◆ What you will do:
From the entries that follow, gather each line holding the word "icon".

Input data: Begin

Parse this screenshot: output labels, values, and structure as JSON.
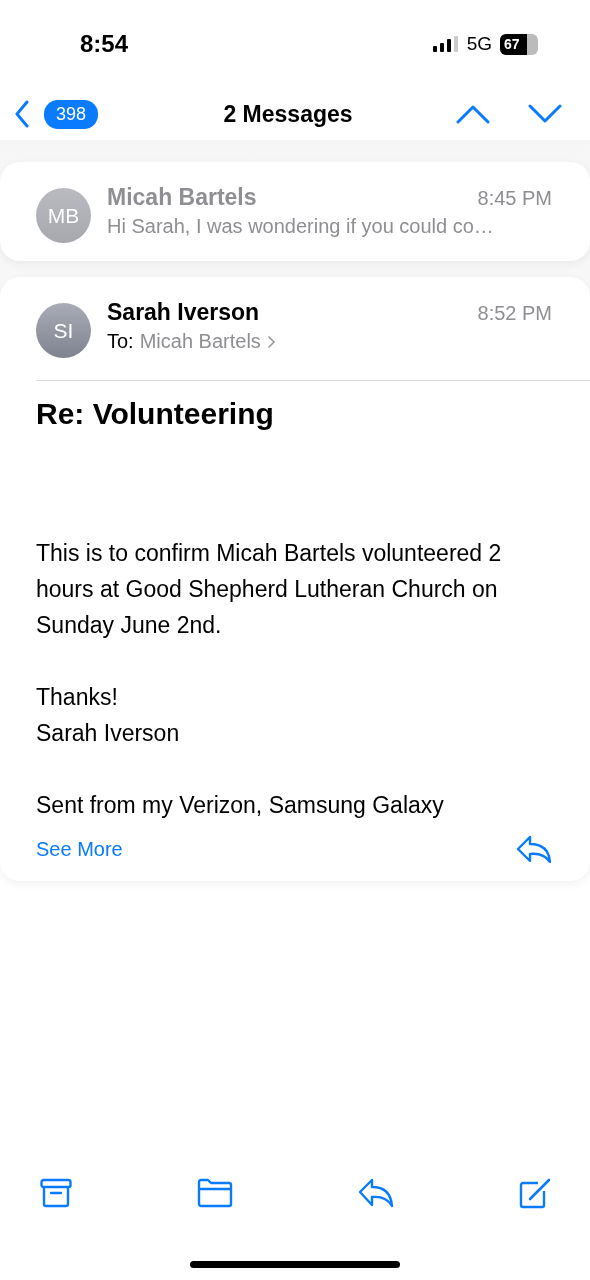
{
  "status_bar": {
    "time": "8:54",
    "network": "5G",
    "battery": "67"
  },
  "nav": {
    "back_count": "398",
    "title": "2 Messages"
  },
  "messages": [
    {
      "initials": "MB",
      "sender": "Micah Bartels",
      "time": "8:45 PM",
      "expanded": false,
      "preview": "Hi Sarah, I was wondering if you could co…"
    },
    {
      "initials": "SI",
      "sender": "Sarah Iverson",
      "time": "8:52 PM",
      "expanded": true,
      "to_label": "To:",
      "to": "Micah Bartels",
      "subject": "Re: Volunteering",
      "body": [
        "This is to confirm Micah Bartels volunteered 2 hours at Good Shepherd Lutheran Church on Sunday June 2nd.",
        "Thanks!\nSarah Iverson",
        "Sent from my Verizon, Samsung Galaxy"
      ],
      "see_more": "See More"
    }
  ]
}
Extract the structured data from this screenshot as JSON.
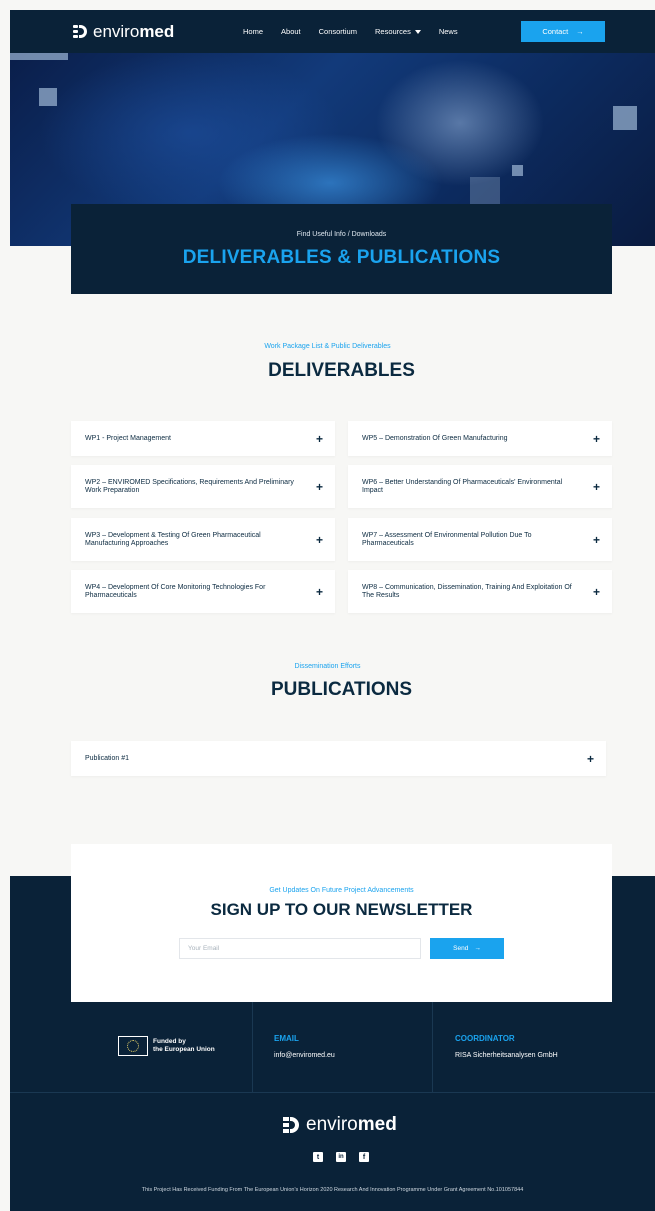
{
  "nav": {
    "logo_light": "enviro",
    "logo_bold": "med",
    "items": [
      {
        "label": "Home"
      },
      {
        "label": "About"
      },
      {
        "label": "Consortium"
      },
      {
        "label": "Resources"
      },
      {
        "label": "News"
      }
    ],
    "contact_label": "Contact",
    "contact_arrow": "→"
  },
  "hero": {
    "subtitle": "Find Useful Info / Downloads",
    "title": "DELIVERABLES & PUBLICATIONS"
  },
  "deliverables": {
    "kicker": "Work Package List & Public Deliverables",
    "title": "DELIVERABLES",
    "items": [
      {
        "label": "WP1 - Project Management"
      },
      {
        "label": "WP5 – Demonstration Of Green Manufacturing"
      },
      {
        "label": "WP2 – ENVIROMED Specifications, Requirements And Preliminary Work Preparation"
      },
      {
        "label": "WP6 – Better Understanding Of Pharmaceuticals' Environmental Impact"
      },
      {
        "label": "WP3 – Development & Testing Of Green Pharmaceutical Manufacturing Approaches"
      },
      {
        "label": "WP7 – Assessment Of Environmental Pollution Due To Pharmaceuticals"
      },
      {
        "label": "WP4 – Development Of Core Monitoring Technologies For Pharmaceuticals"
      },
      {
        "label": "WP8 – Communication, Dissemination, Training And Exploitation Of The Results"
      }
    ],
    "expand_symbol": "+"
  },
  "publications": {
    "kicker": "Dissemination Efforts",
    "title": "PUBLICATIONS",
    "items": [
      {
        "label": "Publication #1"
      }
    ]
  },
  "newsletter": {
    "kicker": "Get Updates On Future Project Advancements",
    "title": "SIGN UP TO OUR NEWSLETTER",
    "email_placeholder": "Your Email",
    "email_value": "",
    "send_label": "Send",
    "send_arrow": "→"
  },
  "footer": {
    "eu_line1": "Funded by",
    "eu_line2": "the European Union",
    "email_label": "EMAIL",
    "email_value": "info@enviromed.eu",
    "coordinator_label": "COORDINATOR",
    "coordinator_value": "RISA Sicherheitsanalysen GmbH",
    "logo_light": "enviro",
    "logo_bold": "med",
    "social": [
      {
        "icon": "twitter-icon",
        "glyph": "t"
      },
      {
        "icon": "linkedin-icon",
        "glyph": "in"
      },
      {
        "icon": "facebook-icon",
        "glyph": "f"
      }
    ],
    "grant_text": "This Project Has Received Funding From The European Union's Horizon 2020 Research And Innovation Programme Under Grant Agreement No.101057844"
  },
  "colors": {
    "navy": "#0a2238",
    "accent": "#1aa3ee",
    "background": "#f7f7f5"
  }
}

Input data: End

◆ Output of the exercise:
        "icon": "twitter-icon",
        "icon": "linkedin-icon",
        "icon": "facebook-icon",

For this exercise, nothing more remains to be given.